Den kraftige vækst i år i USA på forventet 6,4 pct. gavner ikke kun USA, men også virksomheder i Europa og Asien, som har stor eksport til USA. Virkningen er især stor for de virksomheder, der ikke blot eksporterer til USA, men har en stor produktion i USA. Flere europæiske virksomheder har op til 10 gange så megen afsætning fra deres filialer i USA som eksport fra hjemmebasen. 63 pct. af den amerikanske import fra EU kommer i form af salg fra moderselskaber til deres filialer i USA. Der er fem gange så mange virksomhedsinvesteringer i USA, som der er i Kina.
The U.S. as the World’s Earnings Locomotive
The strength of the U.S. economy—with real GDP rising at an annualized rate of 6.4% in the
first quarter of 2021—is not only considered a seismic tailwind for U.S. corporate earnings.
It also represents a powerful blast to global earnings, notably among firms in key developed
markets like France, Germany and the United Kingdom.
While we continue to prefer U.S. Equities relative to the rest of the world, we continue to monitor investment opportunities abroad, notably in the context of the U.S. being the world’s locomotive for earnings.
“What’s good for America is good for blue-chip Europe”, with roughly one-fifth of the earnings of the Euro Stoxx 50 leveraged to the United States.
Germany is even more leveraged to the United States, with America accounting for roughly
23% of German global earnings. Ditto for France (20%), the United Kingdom (24.7%) and
Denmark (27%). Over 30% of Swiss and Irish earnings emanate from the U.S., while
Corporate Spain and Italy, in contrast, are more local than their European counterparts.
Asia’s earnings are also more local or domestic, although the U.S. still ranks as the second most important market for corporate earnings in such economies as India, Japan and South
Korea. Corporate Taiwan is just as leveraged to the U.S. as many Europe firms. Brazilian and

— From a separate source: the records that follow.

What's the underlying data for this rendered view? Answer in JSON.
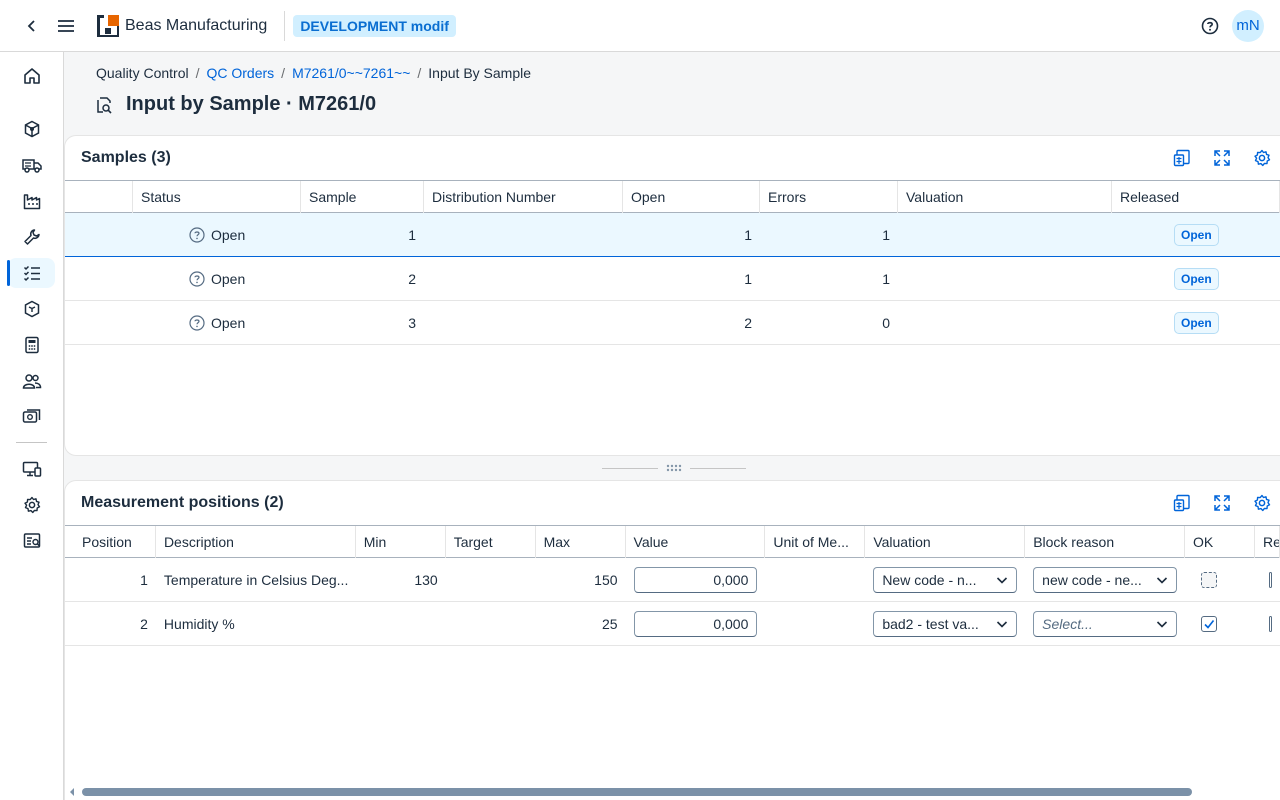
{
  "shell": {
    "app_name": "Beas Manufacturing",
    "environment": "DEVELOPMENT modif",
    "avatar_initials": "mN",
    "brand_color": "#0064d9"
  },
  "sidenav": {
    "items": [
      {
        "name": "home-icon",
        "active": false
      },
      {
        "name": "cube-icon",
        "active": false
      },
      {
        "name": "shipping-icon",
        "active": false
      },
      {
        "name": "factory-icon",
        "active": false
      },
      {
        "name": "wrench-icon",
        "active": false
      },
      {
        "name": "checklist-icon",
        "active": true
      },
      {
        "name": "product-icon",
        "active": false
      },
      {
        "name": "calculator-icon",
        "active": false
      },
      {
        "name": "people-icon",
        "active": false
      },
      {
        "name": "money-icon",
        "active": false
      },
      {
        "name": "desktop-mobile-icon",
        "active": false
      },
      {
        "name": "gear-icon",
        "active": false
      },
      {
        "name": "report-icon",
        "active": false
      }
    ]
  },
  "breadcrumb": {
    "items": [
      "Quality Control",
      "QC Orders",
      "M7261/0~~7261~~",
      "Input By Sample"
    ]
  },
  "page": {
    "title": "Input by Sample · M7261/0"
  },
  "samples": {
    "title": "Samples (3)",
    "columns": [
      "Status",
      "Sample",
      "Distribution Number",
      "Open",
      "Errors",
      "Valuation",
      "Released"
    ],
    "rows": [
      {
        "status": "Open",
        "sample": "1",
        "distribution": "",
        "open": "1",
        "errors": "1",
        "valuation": "",
        "released": "Open",
        "selected": true
      },
      {
        "status": "Open",
        "sample": "2",
        "distribution": "",
        "open": "1",
        "errors": "1",
        "valuation": "",
        "released": "Open",
        "selected": false
      },
      {
        "status": "Open",
        "sample": "3",
        "distribution": "",
        "open": "2",
        "errors": "0",
        "valuation": "",
        "released": "Open",
        "selected": false
      }
    ]
  },
  "measurements": {
    "title": "Measurement positions (2)",
    "columns": [
      "Position",
      "Description",
      "Min",
      "Target",
      "Max",
      "Value",
      "Unit of Me...",
      "Valuation",
      "Block reason",
      "OK",
      "Re"
    ],
    "rows": [
      {
        "position": "1",
        "description": "Temperature in Celsius Deg...",
        "min": "130",
        "target": "",
        "max": "150",
        "value": "0,000",
        "unit": "",
        "valuation": "New code - n...",
        "block_reason": "new code - ne...",
        "block_placeholder": false,
        "ok_checked": false
      },
      {
        "position": "2",
        "description": "Humidity %",
        "min": "",
        "target": "",
        "max": "25",
        "value": "0,000",
        "unit": "",
        "valuation": "bad2 - test va...",
        "block_reason": "Select...",
        "block_placeholder": true,
        "ok_checked": true
      }
    ]
  }
}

Mexican firms are similar to Europe’s Mediterranean cohorts—or more dependent on
domestic variables as opposed to global dynamics.
Exhibit 2 highlights how European firms and others derive earnings in the United States. In a
nutshell, it’s through foreign direct investment (or operating in the U.S. via foreign affiliates)
not trade (or exports). Note the ratio of foreign affiliate sales to exports—with French U.S.
affiliate sales more than seven times France’s exports to the United States.
British and Dutch U.S. affiliates are even more geared to doing business locally versus exporting, with a ratio of sales/exports of 10.5 for the U.K. and 12.6 for the Netherlands. And while Japan and
South Korea are among the top exporting countries in the world, note that when it comes to
accessing the U.S. market, the preferred option is through U.S. affiliates, not trade.
As an aside, in most cases, foreign direct investment and trade are compliments, not
substitutes, with one (investment) pulling the other (trade). To this point, and reflecting the
tight linkages between European parent companies and their U.S. affiliates, roughly 63% of
U.S. imports from the European Union consist of related-party trade, or cross-border trade
that stays within the ambit of the company. Think BMW Germany sending parts and
components to its U.S. foreign affiliate in South Carolina, as an example.
All of the above reflects the fact that the U.S. economy is among the most open and
competitive in the world, and therefore among the most attractive markets to foreign
multinationals. Indeed, America is exceptional when it comes to attracting foreign direct
investment (FDI), with total U.S. inward FDI stock amounting to $9.5 trillion in 2019 (Exhibit
The comparable figure for China—$1.8 trillion—is much smaller and reflects the closed
economy of China and limited investment opportunities in the Middle Kingdom. In the
aggregate, 26% of total world FDI inward stock is sunk in the United States—a dynamic that
is mutually beneficial to both foreign multinationals and the U.S.